PROMPT: Your answer must contain each line of the listing in which "sort" appears, copied in full.

INPUT RECORDS:
::::::

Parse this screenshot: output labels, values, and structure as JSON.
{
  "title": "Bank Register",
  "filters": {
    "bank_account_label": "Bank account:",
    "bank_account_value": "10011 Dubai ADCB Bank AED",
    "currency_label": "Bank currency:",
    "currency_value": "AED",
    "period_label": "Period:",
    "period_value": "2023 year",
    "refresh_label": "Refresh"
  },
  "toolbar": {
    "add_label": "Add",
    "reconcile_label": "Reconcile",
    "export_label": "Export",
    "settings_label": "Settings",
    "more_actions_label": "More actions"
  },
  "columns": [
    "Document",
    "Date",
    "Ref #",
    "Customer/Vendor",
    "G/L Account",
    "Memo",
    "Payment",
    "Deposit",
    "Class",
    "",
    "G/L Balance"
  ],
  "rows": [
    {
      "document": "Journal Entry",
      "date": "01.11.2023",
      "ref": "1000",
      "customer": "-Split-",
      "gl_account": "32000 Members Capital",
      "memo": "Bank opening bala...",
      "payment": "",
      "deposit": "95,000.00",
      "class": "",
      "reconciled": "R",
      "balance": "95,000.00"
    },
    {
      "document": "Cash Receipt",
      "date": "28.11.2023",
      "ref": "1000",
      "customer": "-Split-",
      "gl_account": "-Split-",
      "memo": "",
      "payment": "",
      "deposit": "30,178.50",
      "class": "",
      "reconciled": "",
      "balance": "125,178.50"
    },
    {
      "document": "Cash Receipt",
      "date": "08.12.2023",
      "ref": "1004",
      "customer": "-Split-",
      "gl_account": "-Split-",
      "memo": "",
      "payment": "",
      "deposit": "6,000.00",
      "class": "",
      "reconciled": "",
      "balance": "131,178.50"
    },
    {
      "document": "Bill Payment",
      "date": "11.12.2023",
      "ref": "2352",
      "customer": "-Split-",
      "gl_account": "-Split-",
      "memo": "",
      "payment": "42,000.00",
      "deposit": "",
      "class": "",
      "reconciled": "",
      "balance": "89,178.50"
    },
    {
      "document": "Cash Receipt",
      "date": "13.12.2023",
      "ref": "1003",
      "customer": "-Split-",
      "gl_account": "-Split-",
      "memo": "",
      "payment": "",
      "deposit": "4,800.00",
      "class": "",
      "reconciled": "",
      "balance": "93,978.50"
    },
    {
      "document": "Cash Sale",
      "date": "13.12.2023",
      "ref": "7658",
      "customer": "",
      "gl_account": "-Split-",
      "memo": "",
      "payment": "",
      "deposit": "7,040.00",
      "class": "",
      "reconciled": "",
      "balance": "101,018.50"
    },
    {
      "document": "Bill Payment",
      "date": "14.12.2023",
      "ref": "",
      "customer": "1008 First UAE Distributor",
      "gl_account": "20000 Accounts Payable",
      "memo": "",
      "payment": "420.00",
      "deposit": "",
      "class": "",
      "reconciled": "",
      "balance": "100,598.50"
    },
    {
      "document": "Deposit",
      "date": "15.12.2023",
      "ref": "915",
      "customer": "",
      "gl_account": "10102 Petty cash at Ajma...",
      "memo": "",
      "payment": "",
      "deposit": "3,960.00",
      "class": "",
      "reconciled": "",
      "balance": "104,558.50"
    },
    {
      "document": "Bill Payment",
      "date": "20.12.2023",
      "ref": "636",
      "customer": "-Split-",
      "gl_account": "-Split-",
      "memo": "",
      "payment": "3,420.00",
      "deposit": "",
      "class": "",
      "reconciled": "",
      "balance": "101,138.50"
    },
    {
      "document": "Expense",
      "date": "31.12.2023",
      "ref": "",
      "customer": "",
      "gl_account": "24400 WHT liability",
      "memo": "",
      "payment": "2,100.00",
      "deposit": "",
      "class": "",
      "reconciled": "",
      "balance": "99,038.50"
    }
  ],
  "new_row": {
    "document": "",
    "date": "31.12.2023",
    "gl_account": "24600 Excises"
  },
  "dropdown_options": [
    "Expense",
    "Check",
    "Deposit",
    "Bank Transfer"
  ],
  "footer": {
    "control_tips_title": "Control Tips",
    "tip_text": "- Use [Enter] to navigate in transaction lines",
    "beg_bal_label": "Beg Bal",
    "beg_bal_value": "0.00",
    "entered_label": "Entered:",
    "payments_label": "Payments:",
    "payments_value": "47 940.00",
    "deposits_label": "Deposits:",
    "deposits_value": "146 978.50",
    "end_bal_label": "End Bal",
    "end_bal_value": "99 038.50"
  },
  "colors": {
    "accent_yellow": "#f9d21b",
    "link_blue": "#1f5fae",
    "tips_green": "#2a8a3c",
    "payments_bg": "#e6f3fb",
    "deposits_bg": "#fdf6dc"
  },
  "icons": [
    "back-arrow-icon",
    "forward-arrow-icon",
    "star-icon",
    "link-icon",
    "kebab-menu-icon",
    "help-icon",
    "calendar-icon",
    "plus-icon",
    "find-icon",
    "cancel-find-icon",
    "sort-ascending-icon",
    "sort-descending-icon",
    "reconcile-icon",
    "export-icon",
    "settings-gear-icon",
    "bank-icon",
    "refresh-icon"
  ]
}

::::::

TASK SOLUTION:
    "sort-ascending-icon",
    "sort-descending-icon",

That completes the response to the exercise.